Buying or Selling:
Property transfers in a monetary transaction involve a sales deed, which legally documents the transaction.
How do you get the Sales deed?
The process commences with a token to signify serious intent, followed by mutual agreement, legal documentation, and approval by the respective authorities. The following documents are required.
- CNIC copies of both parties
- No-Demand Certificate (indicating that all dues and taxes have been cleared. Property taxes in Pakistan are collected per property, type, size, locality, etc.
- A Statement from the society office is required if the property lies under the dominion of any housing scheme.
- The ‘Fard Malkiat’ of the property
- The seller’s original deed attesting his ownership.
Once the transfer process is done, you’ll get a letter of ownership that you can Verify online. To get more information, go through our Guide to Selling and Transferring Property in Pakistan.
Enforcement of Property Rights
Real estate transactions and property transfers in Pakistan are overseen by several key laws, each contributing to the legality and authenticity of property transactions. The primary legislative acts that regulate property transfers in the country include
1. Transfer of Property Act 1882
The Act provides legal procedures, guidelines, and conditions that must be followed to ensure that the rights of both buyers and sellers are protected. The Act covers various types of property transactions, including sales, leases, mortgages, and gifts, and it helps ensure that property ownership is transferred correctly and fairly.
2. Land Revenue Act 1967
The Land Revenue Act outlines fundamental principles and authorities concerning surveys, land revenue collection, and demarcation of boundaries. The Act significantly contributes to the collection and classification of land revenues.
3. Stamp Act 1899
The Act dictates the requirements for stamp duties on legal documents, essential for validating and legalizing various real estate transactions. It involves the payment of stamp duties on documents as per their monetary value, ensuring the transaction’s official recognition.
4. Registration Act 1908
The Registration Act is fundamental in legally recognizing property transfers and enforcing the proper documentation of real estate transactions. It establishes the necessity for documents associated with property transfers to be registered, contributing to their legitimacy and validity.
Importance of the enforcement of property rights in real estate
The enforcement of property rights is vital for maintaining legality and order in real estate transactions. Digitization of land records, the use of technology, and administrative efforts across provinces and federal territories are enhancing efficiency in land management and transfer processes.
What are the property transfer laws in Pakistan?

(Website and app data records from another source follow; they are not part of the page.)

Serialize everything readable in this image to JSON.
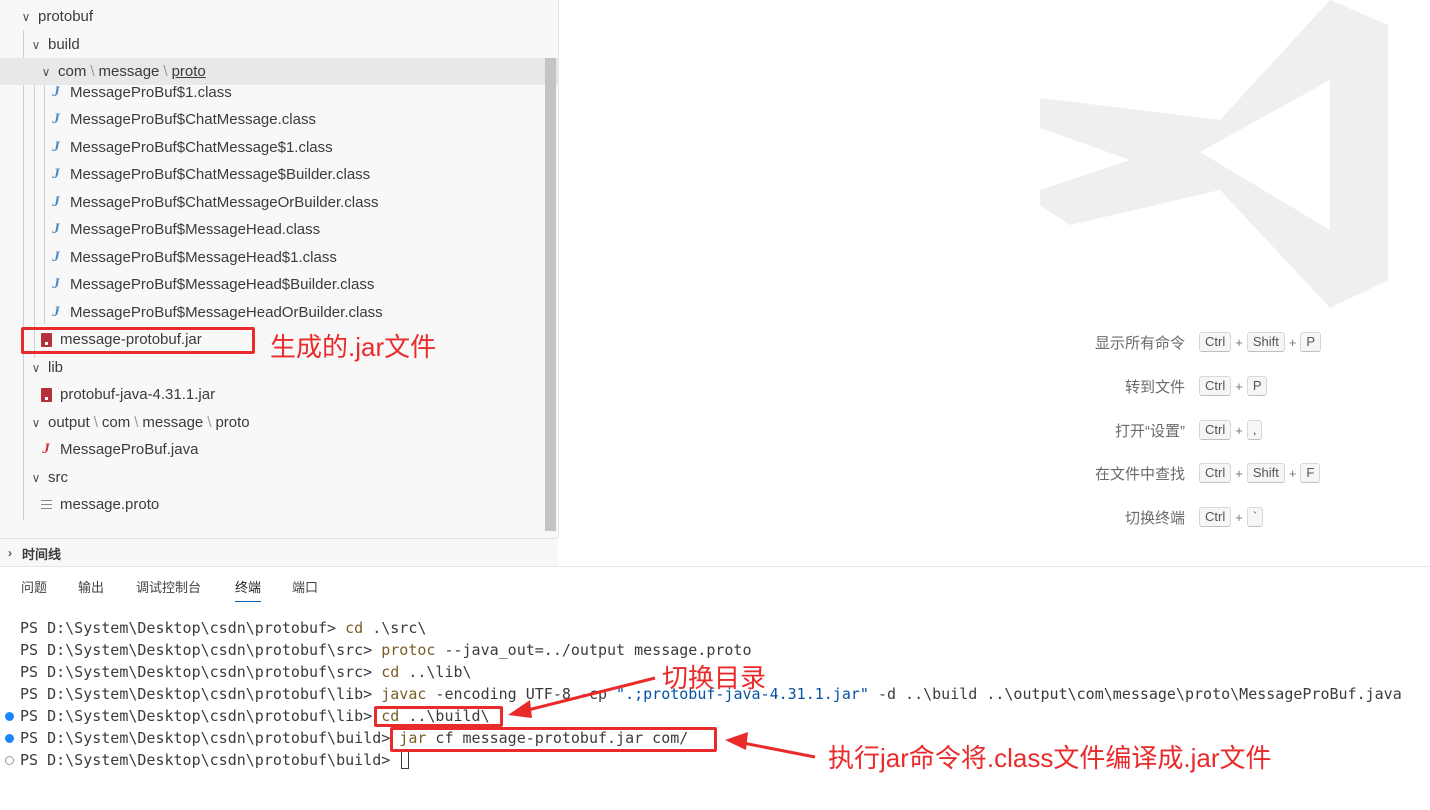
{
  "explorer": {
    "rows": [
      {
        "label": "protobuf"
      },
      {
        "label": "build"
      },
      {
        "path": [
          "com",
          "message",
          "proto"
        ]
      },
      {
        "label": "MessageProBuf$1.class"
      },
      {
        "label": "MessageProBuf$ChatMessage.class"
      },
      {
        "label": "MessageProBuf$ChatMessage$1.class"
      },
      {
        "label": "MessageProBuf$ChatMessage$Builder.class"
      },
      {
        "label": "MessageProBuf$ChatMessageOrBuilder.class"
      },
      {
        "label": "MessageProBuf$MessageHead.class"
      },
      {
        "label": "MessageProBuf$MessageHead$1.class"
      },
      {
        "label": "MessageProBuf$MessageHead$Builder.class"
      },
      {
        "label": "MessageProBuf$MessageHeadOrBuilder.class"
      },
      {
        "label": "message-protobuf.jar"
      },
      {
        "label": "lib"
      },
      {
        "label": "protobuf-java-4.31.1.jar"
      },
      {
        "path": [
          "output",
          "com",
          "message",
          "proto"
        ]
      },
      {
        "label": "MessageProBuf.java"
      },
      {
        "label": "src"
      },
      {
        "label": "message.proto"
      }
    ],
    "separator": "\\"
  },
  "timeline": {
    "label": "时间线"
  },
  "annotations": {
    "jar_generated": "生成的.jar文件",
    "switch_dir": "切换目录",
    "exec_jar": "执行jar命令将.class文件编译成.jar文件",
    "color": "#ea2b2b"
  },
  "shortcuts": [
    {
      "label": "显示所有命令",
      "keys": [
        "Ctrl",
        "Shift",
        "P"
      ]
    },
    {
      "label": "转到文件",
      "keys": [
        "Ctrl",
        "P"
      ]
    },
    {
      "label": "打开“设置”",
      "keys": [
        "Ctrl",
        ","
      ]
    },
    {
      "label": "在文件中查找",
      "keys": [
        "Ctrl",
        "Shift",
        "F"
      ]
    },
    {
      "label": "切换终端",
      "keys": [
        "Ctrl",
        "`"
      ]
    }
  ],
  "panel": {
    "tabs": [
      "问题",
      "输出",
      "调试控制台",
      "终端",
      "端口"
    ],
    "active_tab": "终端"
  },
  "terminal": {
    "lines": [
      {
        "prompt": "PS D:\\System\\Desktop\\csdn\\protobuf> ",
        "cmd": "cd",
        "args": " .\\src\\"
      },
      {
        "prompt": "PS D:\\System\\Desktop\\csdn\\protobuf\\src> ",
        "cmd": "protoc",
        "args": " --java_out=../output message.proto"
      },
      {
        "prompt": "PS D:\\System\\Desktop\\csdn\\protobuf\\src> ",
        "cmd": "cd",
        "args": " ..\\lib\\"
      },
      {
        "prompt": "PS D:\\System\\Desktop\\csdn\\protobuf\\lib> ",
        "cmd": "javac",
        "args": " -encoding UTF-8 -cp ",
        "str": "\".;protobuf-java-4.31.1.jar\"",
        "tail": " -d ..\\build ..\\output\\com\\message\\proto\\MessageProBuf.java"
      },
      {
        "prompt": "PS D:\\System\\Desktop\\csdn\\protobuf\\lib> ",
        "cmd": "cd",
        "args": " ..\\build\\"
      },
      {
        "prompt": "PS D:\\System\\Desktop\\csdn\\protobuf\\build> ",
        "cmd": "jar",
        "args": " cf message-protobuf.jar com/"
      },
      {
        "prompt": "PS D:\\System\\Desktop\\csdn\\protobuf\\build> ",
        "cmd": "",
        "args": ""
      }
    ]
  }
}
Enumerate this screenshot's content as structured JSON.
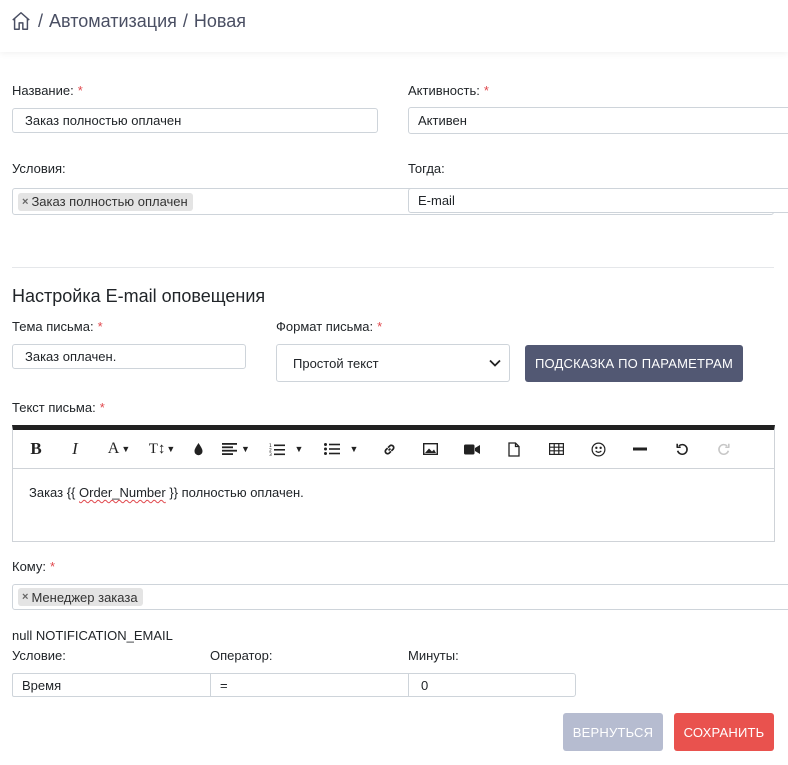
{
  "breadcrumb": {
    "sep": "/",
    "parent": "Автоматизация",
    "current": "Новая"
  },
  "form": {
    "name_label": "Название:",
    "name_value": "Заказ полностью оплачен",
    "activity_label": "Активность:",
    "activity_value": "Активен",
    "conditions_label": "Условия:",
    "conditions_tags": [
      "Заказ полностью оплачен"
    ],
    "then_label": "Тогда:",
    "then_value": "E-mail",
    "required_mark": "*"
  },
  "email_settings": {
    "title": "Настройка E-mail оповещения",
    "subject_label": "Тема письма:",
    "subject_value": "Заказ оплачен.",
    "format_label": "Формат письма:",
    "format_value": "Простой текст",
    "hint_button": "ПОДСКАЗКА ПО ПАРАМЕТРАМ",
    "body_label": "Текст письма:",
    "body_prefix": "Заказ {{ ",
    "body_var": "Order_Number",
    "body_suffix": " }} полностью оплачен."
  },
  "recipients": {
    "label": "Кому:",
    "tags": [
      "Менеджер заказа"
    ]
  },
  "notification": {
    "caption": "null NOTIFICATION_EMAIL",
    "condition_label": "Условие:",
    "operator_label": "Оператор:",
    "minutes_label": "Минуты:",
    "condition_value": "Время",
    "operator_value": "=",
    "minutes_value": "0"
  },
  "actions": {
    "back": "ВЕРНУТЬСЯ",
    "save": "СОХРАНИТЬ"
  },
  "colors": {
    "hint_button": "#525873",
    "back_button": "#b6bcd0",
    "save_button": "#e9524e",
    "required": "#e0474c"
  },
  "toolbar_icons": [
    "bold-icon",
    "italic-icon",
    "font-color-icon",
    "font-size-icon",
    "fill-color-icon",
    "align-icon",
    "ordered-list-icon",
    "unordered-list-icon",
    "link-icon",
    "image-icon",
    "video-icon",
    "file-icon",
    "table-icon",
    "emoji-icon",
    "horizontal-rule-icon",
    "undo-icon",
    "redo-icon"
  ]
}
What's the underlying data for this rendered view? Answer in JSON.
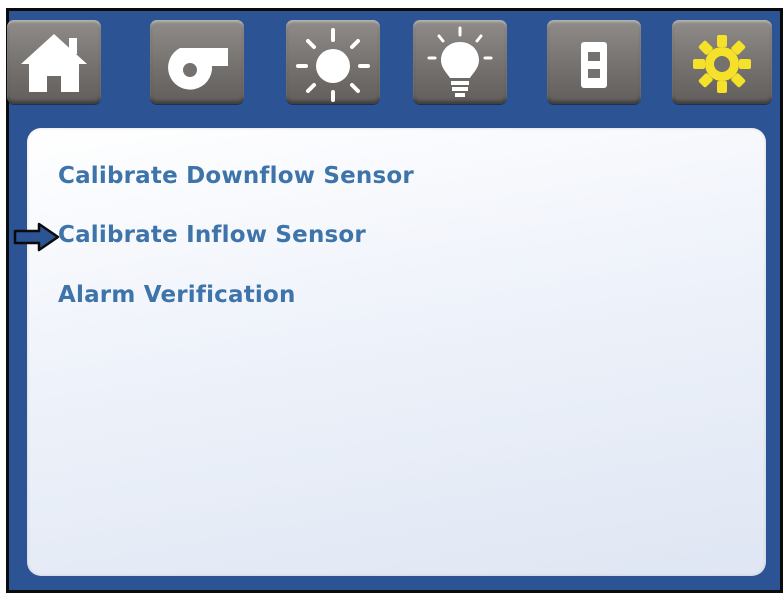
{
  "toolbar": {
    "tabs": [
      {
        "id": "home",
        "icon": "home-icon"
      },
      {
        "id": "blower",
        "icon": "blower-fan-icon"
      },
      {
        "id": "uv-light",
        "icon": "sun-icon"
      },
      {
        "id": "light",
        "icon": "light-bulb-icon"
      },
      {
        "id": "outlet",
        "icon": "power-outlet-icon"
      },
      {
        "id": "settings",
        "icon": "gear-icon",
        "icon_color": "#f6e12a"
      }
    ]
  },
  "menu": {
    "items": [
      {
        "label": "Calibrate Downflow Sensor"
      },
      {
        "label": "Calibrate Inflow Sensor"
      },
      {
        "label": "Alarm Verification"
      }
    ],
    "selected_index": 1,
    "item_color": "#3e74aa"
  },
  "colors": {
    "background": "#2c5394",
    "border": "#0b0b0b",
    "panel": "#eef2fa",
    "pointer": "#2c5394"
  }
}
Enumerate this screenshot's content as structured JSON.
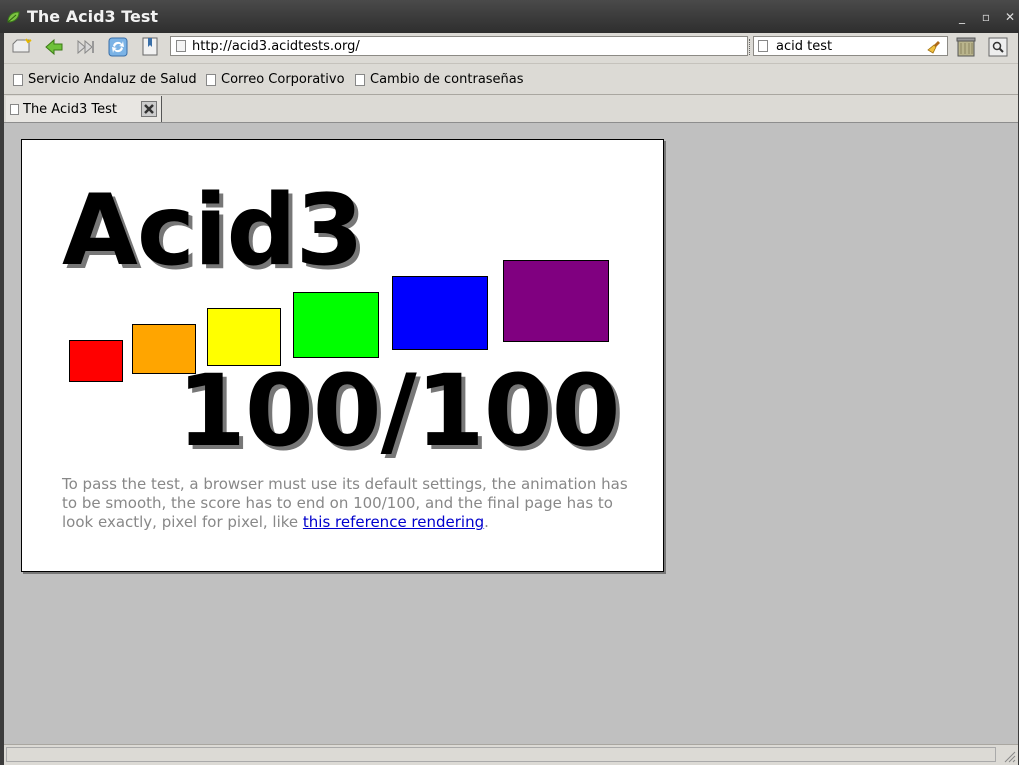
{
  "window": {
    "title": "The Acid3 Test",
    "controls": {
      "minimize": "_",
      "maximize": "▫",
      "close": "✕"
    }
  },
  "navbar": {
    "url": "http://acid3.acidtests.org/",
    "search_value": "acid test"
  },
  "bookmarks": [
    {
      "label": "Servicio Andaluz de Salud"
    },
    {
      "label": "Correo Corporativo"
    },
    {
      "label": "Cambio de contraseñas"
    }
  ],
  "tab": {
    "label": "The Acid3 Test"
  },
  "page": {
    "title": "Acid3",
    "score": "100/100",
    "description": "To pass the test, a browser must use its default settings, the animation has to be smooth, the score has to end on 100/100, and the final page has to look exactly, pixel for pixel, like ",
    "link_text": "this reference rendering",
    "trailing": ".",
    "squares": [
      {
        "name": "red-square",
        "color": "#ff0000"
      },
      {
        "name": "orange-square",
        "color": "#ffa500"
      },
      {
        "name": "yellow-square",
        "color": "#ffff00"
      },
      {
        "name": "lime-square",
        "color": "#00ff00"
      },
      {
        "name": "blue-square",
        "color": "#0000ff"
      },
      {
        "name": "purple-square",
        "color": "#800080"
      }
    ]
  }
}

The primary legislative acts that regulate property transfers in Pakistan include
- Land Revenue Act 1967
- Registration Act 1908
- Stamp Act 1899
- The Transfer of Property Act 1882
What is the law of the Transfer of Property Act?
Transfer of Property Act (1882), along with the Registration Act (1908) and Land Revenue Act (1967), regulates the transfer of immovable property (land) in Pakistan.
What are the property rights in Pakistan?
The Constitution of Pakistan protects property rights in Pakistan through multiple articles like Articles 23, 24, 172, and 173. These articles facilitate Pakistanis to acquire, hold, and dispose of property in any part of the country.
Let’s Wrap it Up
Property rights in Pakistan are judiciously defined and regulated by several laws that govern ownership, transfer, and enforcement. Understanding these laws and processes is crucial for individuals and entities involved in property transactions. The adherence to legal procedures ensures transparency, legitimacy, and security in property rights, contributing to a robust real estate environment in the country.